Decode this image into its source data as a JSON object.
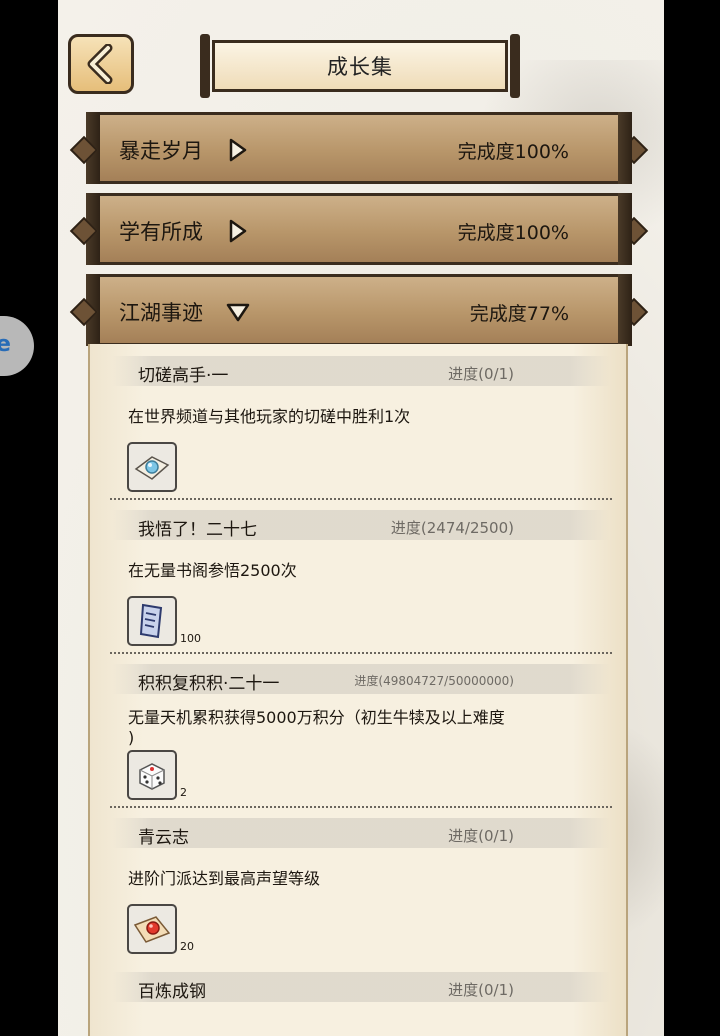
{
  "header": {
    "title": "成长集",
    "back_label": "返回"
  },
  "categories": [
    {
      "name": "暴走岁月",
      "completion": "完成度100%",
      "expanded": false
    },
    {
      "name": "学有所成",
      "completion": "完成度100%",
      "expanded": false
    },
    {
      "name": "江湖事迹",
      "completion": "完成度77%",
      "expanded": true
    }
  ],
  "tasks": [
    {
      "name": "切磋高手·一",
      "progress": "进度(0/1)",
      "desc": "在世界频道与其他玩家的切磋中胜利1次",
      "reward_icon": "scroll-orb-icon",
      "qty": ""
    },
    {
      "name": "我悟了！二十七",
      "progress": "进度(2474/2500)",
      "desc": "在无量书阁参悟2500次",
      "reward_icon": "talisman-card-icon",
      "qty": "100"
    },
    {
      "name": "积积复积积·二十一",
      "progress": "进度(49804727/50000000)",
      "desc": "无量天机累积获得5000万积分（初生牛犊及以上难度",
      "desc2": ")",
      "reward_icon": "dice-icon",
      "qty": "2"
    },
    {
      "name": "青云志",
      "progress": "进度(0/1)",
      "desc": "进阶门派达到最高声望等级",
      "reward_icon": "red-orb-scroll-icon",
      "qty": "20"
    },
    {
      "name": "百炼成钢",
      "progress": "进度(0/1)"
    }
  ],
  "side_badge": {
    "label": "e"
  },
  "colors": {
    "header_wood": "#b8966a",
    "panel_paper": "#f7f0e0",
    "ink": "#1d1710",
    "progress_gray": "#6e6a64"
  }
}
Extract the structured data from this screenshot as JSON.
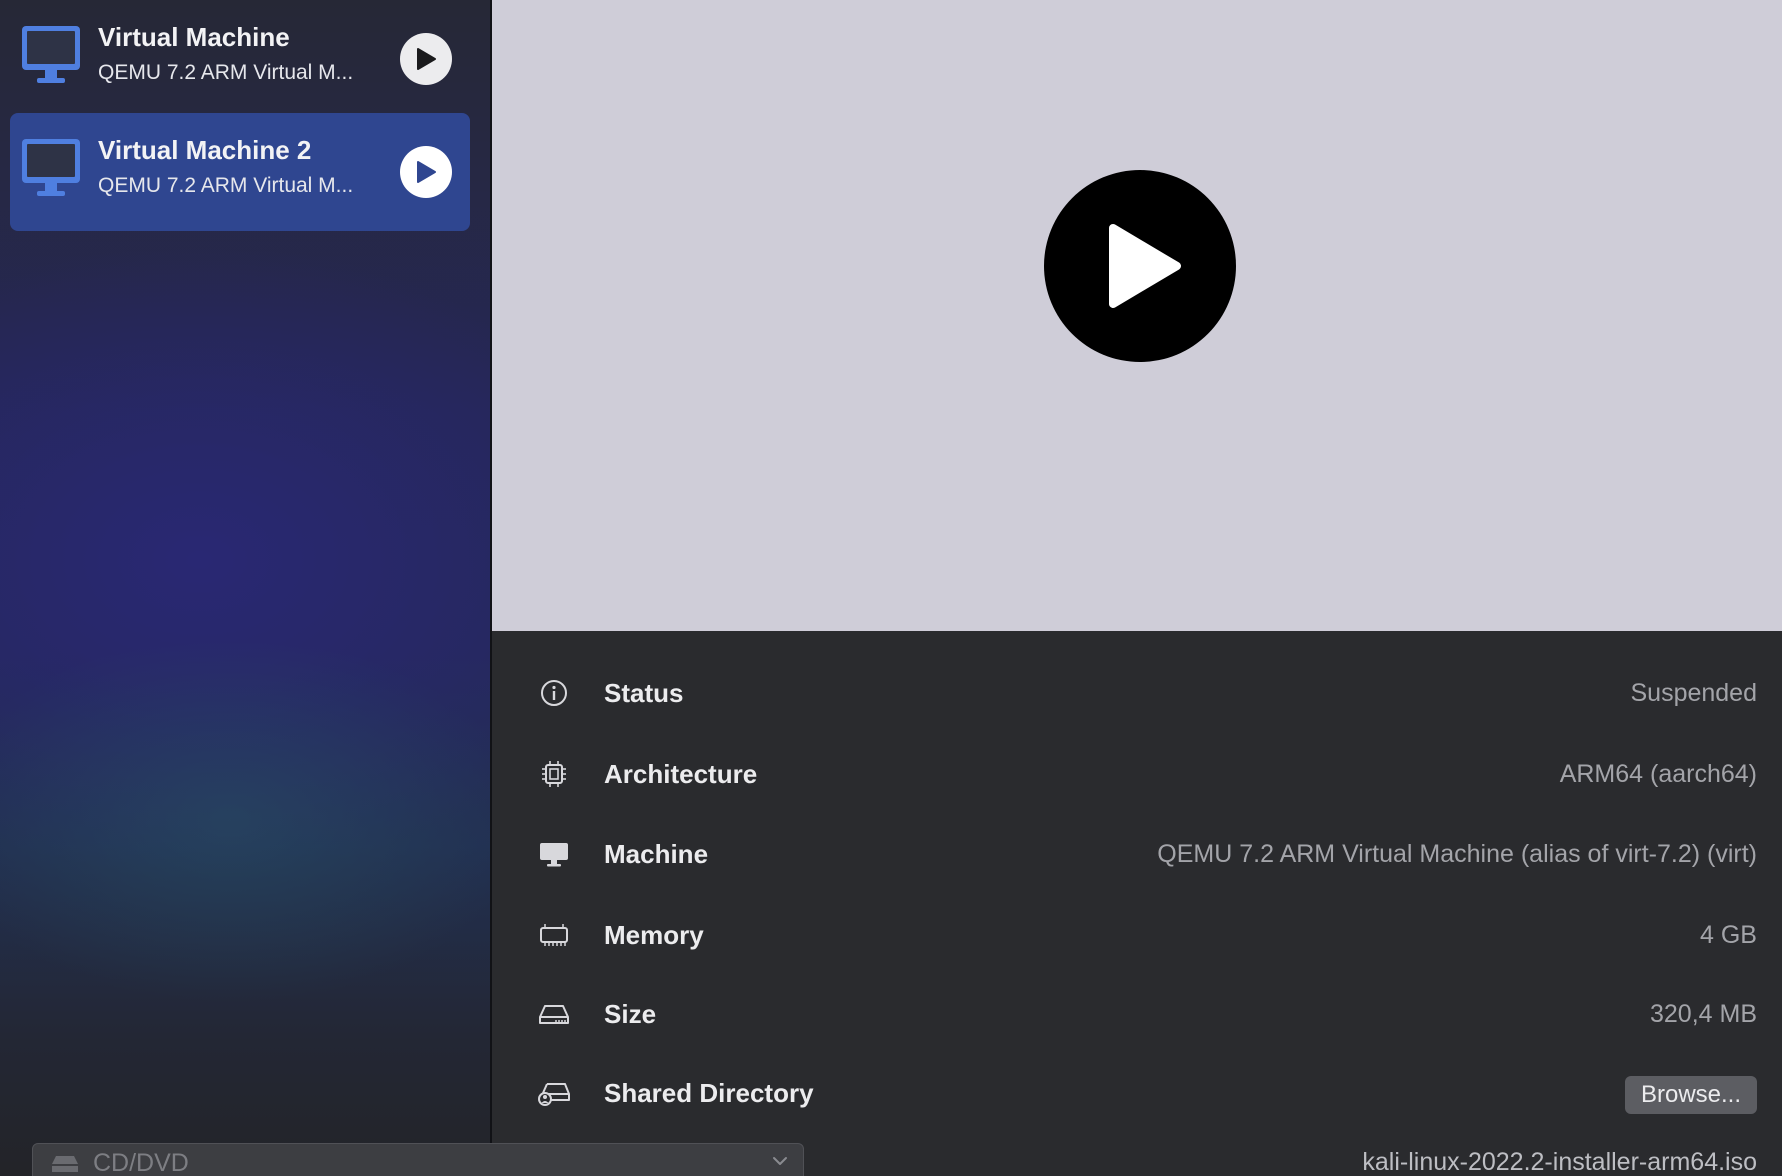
{
  "sidebar": {
    "items": [
      {
        "name": "Virtual Machine",
        "subtitle": "QEMU 7.2 ARM Virtual M...",
        "selected": false
      },
      {
        "name": "Virtual Machine 2",
        "subtitle": "QEMU 7.2 ARM Virtual M...",
        "selected": true
      }
    ]
  },
  "details": {
    "status": {
      "label": "Status",
      "value": "Suspended",
      "icon": "info-icon"
    },
    "architecture": {
      "label": "Architecture",
      "value": "ARM64 (aarch64)",
      "icon": "cpu-icon"
    },
    "machine": {
      "label": "Machine",
      "value": "QEMU 7.2 ARM Virtual Machine (alias of virt-7.2) (virt)",
      "icon": "monitor-icon"
    },
    "memory": {
      "label": "Memory",
      "value": "4 GB",
      "icon": "memory-icon"
    },
    "size": {
      "label": "Size",
      "value": "320,4 MB",
      "icon": "drive-icon"
    },
    "shared_directory": {
      "label": "Shared Directory",
      "button": "Browse...",
      "icon": "shared-drive-icon"
    },
    "cd_dvd": {
      "label": "CD/DVD",
      "file": "kali-linux-2022.2-installer-arm64.iso",
      "icon": "disc-drive-icon"
    }
  },
  "colors": {
    "accent_selected": "#2f4690",
    "preview_bg": "#cfcdd8",
    "details_bg": "#2a2b2e",
    "monitor_blue": "#4f7fe0"
  }
}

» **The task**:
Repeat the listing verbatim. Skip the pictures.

» **Result**:
Decode this image into its source data as a JSON object.
{
  "header": {
    "title": "成长集",
    "back_label": "返回"
  },
  "categories": [
    {
      "name": "暴走岁月",
      "completion": "完成度100%",
      "expanded": false
    },
    {
      "name": "学有所成",
      "completion": "完成度100%",
      "expanded": false
    },
    {
      "name": "江湖事迹",
      "completion": "完成度77%",
      "expanded": true
    }
  ],
  "tasks": [
    {
      "name": "切磋高手·一",
      "progress": "进度(0/1)",
      "desc": "在世界频道与其他玩家的切磋中胜利1次",
      "reward_icon": "scroll-orb-icon",
      "qty": ""
    },
    {
      "name": "我悟了！二十七",
      "progress": "进度(2474/2500)",
      "desc": "在无量书阁参悟2500次",
      "reward_icon": "talisman-card-icon",
      "qty": "100"
    },
    {
      "name": "积积复积积·二十一",
      "progress": "进度(49804727/50000000)",
      "desc": "无量天机累积获得5000万积分（初生牛犊及以上难度",
      "desc2": ")",
      "reward_icon": "dice-icon",
      "qty": "2"
    },
    {
      "name": "青云志",
      "progress": "进度(0/1)",
      "desc": "进阶门派达到最高声望等级",
      "reward_icon": "red-orb-scroll-icon",
      "qty": "20"
    },
    {
      "name": "百炼成钢",
      "progress": "进度(0/1)"
    }
  ],
  "side_badge": {
    "label": "e"
  },
  "colors": {
    "header_wood": "#b8966a",
    "panel_paper": "#f7f0e0",
    "ink": "#1d1710",
    "progress_gray": "#6e6a64"
  }
}
Extract the structured data from this screenshot as JSON.
{
  "sidebar": {
    "items": [
      {
        "name": "Virtual Machine",
        "subtitle": "QEMU 7.2 ARM Virtual M...",
        "selected": false
      },
      {
        "name": "Virtual Machine 2",
        "subtitle": "QEMU 7.2 ARM Virtual M...",
        "selected": true
      }
    ]
  },
  "details": {
    "status": {
      "label": "Status",
      "value": "Suspended",
      "icon": "info-icon"
    },
    "architecture": {
      "label": "Architecture",
      "value": "ARM64 (aarch64)",
      "icon": "cpu-icon"
    },
    "machine": {
      "label": "Machine",
      "value": "QEMU 7.2 ARM Virtual Machine (alias of virt-7.2) (virt)",
      "icon": "monitor-icon"
    },
    "memory": {
      "label": "Memory",
      "value": "4 GB",
      "icon": "memory-icon"
    },
    "size": {
      "label": "Size",
      "value": "320,4 MB",
      "icon": "drive-icon"
    },
    "shared_directory": {
      "label": "Shared Directory",
      "button": "Browse...",
      "icon": "shared-drive-icon"
    },
    "cd_dvd": {
      "label": "CD/DVD",
      "file": "kali-linux-2022.2-installer-arm64.iso",
      "icon": "disc-drive-icon"
    }
  },
  "colors": {
    "accent_selected": "#2f4690",
    "preview_bg": "#cfcdd8",
    "details_bg": "#2a2b2e",
    "monitor_blue": "#4f7fe0"
  }
}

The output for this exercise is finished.